As we approach year’s close, we all tend to reflect on the events of the past twelve months, and on the defining events of our lives more broadly. It is impossible during this period of reflection not to recall, and mourn, the innocent lives taken just earlier this month in Newtown, Connecticut.
As we recognize the tremendous loss, however, we also salute the heroism and bravery of those teachers who acted selflessly to try to protect their students, by rushing them out of harm’s way, barricading them behind closed doors and closets, and even by trying to confront the killer.
Those acts of valor prompted a couple of us at Citelighter to think of the teachers who were important to us during the formative years in our own lives, in ways large and small.
Sheraz, our VP of Outreach, remembered how his kindergarten teacher, Mrs. Hand, influenced him in the simplest way: “Mrs. Hand was the sweetest lady. I would have difficulty with the number five – my ‘fives’ always turned out looking like the letter ‘S’. She would spend time with me personally and helped me turn my ‘S’ into a ‘5’. I think of her every time I write the number five.”
I have similar memories of numerous teachers. Mrs. Lennartz, my third-grade teacher, always offered a calm and reassuring presence to an anxiety-prone child such as myself. Mrs. Goldstein, my fifth-grade enrichment teacher, taught me the value of good writing and encouraged me to use my imagination, which I explored amply in creating an exuberant 13-page fantasy story at the time.
Every day at Citelighter, the team works with teachers, both former and current, to create inspiring solutions and projects aimed at improving education. A huge part of the reason we continue to do so is the awe and respect they inspire, in ourselves and others, in ways big and small.
In light of the terrible school shooting that occurred today in Newton, Connecticut, I want to convey on behalf of the entire Citelighter team our sincerest condolences to the victims and their families, and to all the students and teachers who endured this awful attack.
For today, however, we turn to some specifics on integrating technology in the classroom. So many exciting tools abound for teachers and students to experiment with, but without a concrete framework as a guide, it seems like it’s a dizzying problem to figure out how to apply them properly in a classroom context.
The Arizona K-12 Center at Northern Arizona University seems to have a solution. It’s developed a handy PDF-friendly chart, or “Technology Integration Matrix”, as seen here. The great thing about the matrix is that the cells include some lesson plans along with short videos of the lessons themselves, detailing to teachers how the model is intended to work.

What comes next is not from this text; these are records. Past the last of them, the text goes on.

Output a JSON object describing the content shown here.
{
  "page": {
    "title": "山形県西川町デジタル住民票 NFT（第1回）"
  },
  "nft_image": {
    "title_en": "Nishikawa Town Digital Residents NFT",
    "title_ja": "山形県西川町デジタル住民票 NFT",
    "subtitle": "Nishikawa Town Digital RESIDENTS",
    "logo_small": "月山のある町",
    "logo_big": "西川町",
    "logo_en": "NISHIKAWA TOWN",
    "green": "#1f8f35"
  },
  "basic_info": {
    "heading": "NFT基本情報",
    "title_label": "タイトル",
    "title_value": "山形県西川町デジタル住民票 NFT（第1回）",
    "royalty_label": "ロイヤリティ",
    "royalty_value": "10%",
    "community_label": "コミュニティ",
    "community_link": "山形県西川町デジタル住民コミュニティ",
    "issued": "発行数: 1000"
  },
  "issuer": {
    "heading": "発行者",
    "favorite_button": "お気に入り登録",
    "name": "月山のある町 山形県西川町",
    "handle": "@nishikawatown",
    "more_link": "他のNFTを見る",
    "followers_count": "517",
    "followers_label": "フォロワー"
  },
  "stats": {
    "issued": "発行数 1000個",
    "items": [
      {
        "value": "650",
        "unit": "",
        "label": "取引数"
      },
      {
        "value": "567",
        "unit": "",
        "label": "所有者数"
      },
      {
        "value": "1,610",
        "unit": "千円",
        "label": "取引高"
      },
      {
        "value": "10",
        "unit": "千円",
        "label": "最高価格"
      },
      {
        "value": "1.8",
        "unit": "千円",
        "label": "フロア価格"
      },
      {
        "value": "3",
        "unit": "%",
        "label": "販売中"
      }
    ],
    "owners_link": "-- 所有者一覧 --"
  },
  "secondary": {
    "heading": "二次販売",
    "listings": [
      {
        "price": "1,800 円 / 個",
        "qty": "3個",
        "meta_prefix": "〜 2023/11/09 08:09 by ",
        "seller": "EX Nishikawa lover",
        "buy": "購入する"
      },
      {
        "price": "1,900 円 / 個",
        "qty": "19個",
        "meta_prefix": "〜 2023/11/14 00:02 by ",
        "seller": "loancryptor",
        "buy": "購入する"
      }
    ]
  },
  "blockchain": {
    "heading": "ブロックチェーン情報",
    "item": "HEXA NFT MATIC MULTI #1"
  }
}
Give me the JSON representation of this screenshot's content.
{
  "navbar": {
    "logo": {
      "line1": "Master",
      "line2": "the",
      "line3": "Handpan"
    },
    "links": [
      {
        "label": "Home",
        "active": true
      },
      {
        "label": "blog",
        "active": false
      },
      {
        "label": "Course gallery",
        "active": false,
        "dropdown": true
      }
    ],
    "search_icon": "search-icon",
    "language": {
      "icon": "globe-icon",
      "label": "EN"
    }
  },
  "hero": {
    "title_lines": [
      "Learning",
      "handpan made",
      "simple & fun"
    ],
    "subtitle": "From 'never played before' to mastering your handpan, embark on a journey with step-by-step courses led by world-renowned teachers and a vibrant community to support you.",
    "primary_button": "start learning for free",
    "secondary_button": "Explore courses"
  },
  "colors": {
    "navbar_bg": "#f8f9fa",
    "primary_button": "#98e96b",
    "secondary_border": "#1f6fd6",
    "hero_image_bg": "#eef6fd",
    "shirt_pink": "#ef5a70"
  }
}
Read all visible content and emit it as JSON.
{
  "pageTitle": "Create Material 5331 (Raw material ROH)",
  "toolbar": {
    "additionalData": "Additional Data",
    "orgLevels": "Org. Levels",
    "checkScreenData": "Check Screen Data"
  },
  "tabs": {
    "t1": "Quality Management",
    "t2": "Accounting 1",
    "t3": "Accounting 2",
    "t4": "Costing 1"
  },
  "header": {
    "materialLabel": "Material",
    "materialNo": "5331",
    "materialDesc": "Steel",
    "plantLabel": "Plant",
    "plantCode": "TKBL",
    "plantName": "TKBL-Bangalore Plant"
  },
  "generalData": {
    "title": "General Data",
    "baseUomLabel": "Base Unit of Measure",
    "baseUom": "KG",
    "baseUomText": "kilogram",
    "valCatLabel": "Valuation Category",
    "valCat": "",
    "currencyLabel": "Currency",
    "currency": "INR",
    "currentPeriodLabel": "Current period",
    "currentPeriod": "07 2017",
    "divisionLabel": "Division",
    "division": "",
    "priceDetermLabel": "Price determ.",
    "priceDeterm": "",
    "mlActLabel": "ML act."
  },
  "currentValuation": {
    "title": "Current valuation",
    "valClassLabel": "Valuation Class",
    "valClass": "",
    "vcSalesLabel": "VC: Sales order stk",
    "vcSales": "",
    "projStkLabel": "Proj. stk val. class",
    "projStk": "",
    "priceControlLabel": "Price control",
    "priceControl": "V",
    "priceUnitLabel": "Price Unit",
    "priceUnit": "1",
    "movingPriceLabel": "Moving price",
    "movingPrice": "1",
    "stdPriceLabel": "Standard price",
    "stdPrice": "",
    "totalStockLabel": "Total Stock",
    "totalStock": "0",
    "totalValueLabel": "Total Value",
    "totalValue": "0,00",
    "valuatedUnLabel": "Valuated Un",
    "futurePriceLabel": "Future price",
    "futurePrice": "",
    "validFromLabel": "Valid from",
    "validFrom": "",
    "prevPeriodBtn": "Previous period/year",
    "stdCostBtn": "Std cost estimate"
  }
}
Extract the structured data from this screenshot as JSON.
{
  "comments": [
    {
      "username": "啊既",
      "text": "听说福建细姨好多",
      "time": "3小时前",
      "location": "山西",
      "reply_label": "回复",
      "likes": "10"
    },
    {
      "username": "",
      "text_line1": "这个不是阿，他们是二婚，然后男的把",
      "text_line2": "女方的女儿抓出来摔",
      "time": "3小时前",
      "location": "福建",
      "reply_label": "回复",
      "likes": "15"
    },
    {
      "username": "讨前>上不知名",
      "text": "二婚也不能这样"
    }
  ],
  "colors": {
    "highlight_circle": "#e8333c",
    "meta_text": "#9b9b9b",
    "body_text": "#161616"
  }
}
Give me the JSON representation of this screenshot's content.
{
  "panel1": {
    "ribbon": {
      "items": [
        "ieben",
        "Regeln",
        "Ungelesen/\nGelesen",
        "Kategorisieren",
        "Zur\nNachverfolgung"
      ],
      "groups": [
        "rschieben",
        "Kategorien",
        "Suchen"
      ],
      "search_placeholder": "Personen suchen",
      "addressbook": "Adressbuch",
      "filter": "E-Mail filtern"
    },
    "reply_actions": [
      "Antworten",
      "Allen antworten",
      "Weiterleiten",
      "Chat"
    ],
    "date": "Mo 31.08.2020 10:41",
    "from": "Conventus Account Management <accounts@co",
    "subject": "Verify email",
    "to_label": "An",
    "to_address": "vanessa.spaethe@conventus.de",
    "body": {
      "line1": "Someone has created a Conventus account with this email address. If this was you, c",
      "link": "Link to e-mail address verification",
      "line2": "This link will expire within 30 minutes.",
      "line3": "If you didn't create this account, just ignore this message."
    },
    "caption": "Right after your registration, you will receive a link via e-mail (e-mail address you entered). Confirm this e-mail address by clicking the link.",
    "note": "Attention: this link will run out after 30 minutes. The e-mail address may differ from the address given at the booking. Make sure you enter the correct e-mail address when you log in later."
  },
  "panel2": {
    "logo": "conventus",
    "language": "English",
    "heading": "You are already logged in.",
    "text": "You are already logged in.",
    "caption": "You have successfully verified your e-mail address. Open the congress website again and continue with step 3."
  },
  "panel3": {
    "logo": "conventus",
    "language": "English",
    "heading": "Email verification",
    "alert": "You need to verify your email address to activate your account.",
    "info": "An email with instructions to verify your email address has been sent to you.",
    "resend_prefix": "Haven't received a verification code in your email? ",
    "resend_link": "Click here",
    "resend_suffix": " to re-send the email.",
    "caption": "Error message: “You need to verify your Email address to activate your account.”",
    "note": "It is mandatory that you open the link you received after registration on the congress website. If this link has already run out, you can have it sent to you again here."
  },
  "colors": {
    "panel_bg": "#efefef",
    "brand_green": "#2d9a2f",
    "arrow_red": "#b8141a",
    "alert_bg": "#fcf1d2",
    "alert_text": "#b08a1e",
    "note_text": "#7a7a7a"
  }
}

The creators have dubbed the matrix “a living document” that will be continually updated with new less on plans and videos. As its creators explain, the point is to “assist “assist schools and districts in evaluating the level of technology integration in classrooms and to provide teachers with models of how technology can be integrated throughout instruction in meaningful ways.”
What value do you see to this kind of framework—as either an educator or a student—and has your own school developed a similar kind of tool to guide along its technological adoption?
Citelighter PR Director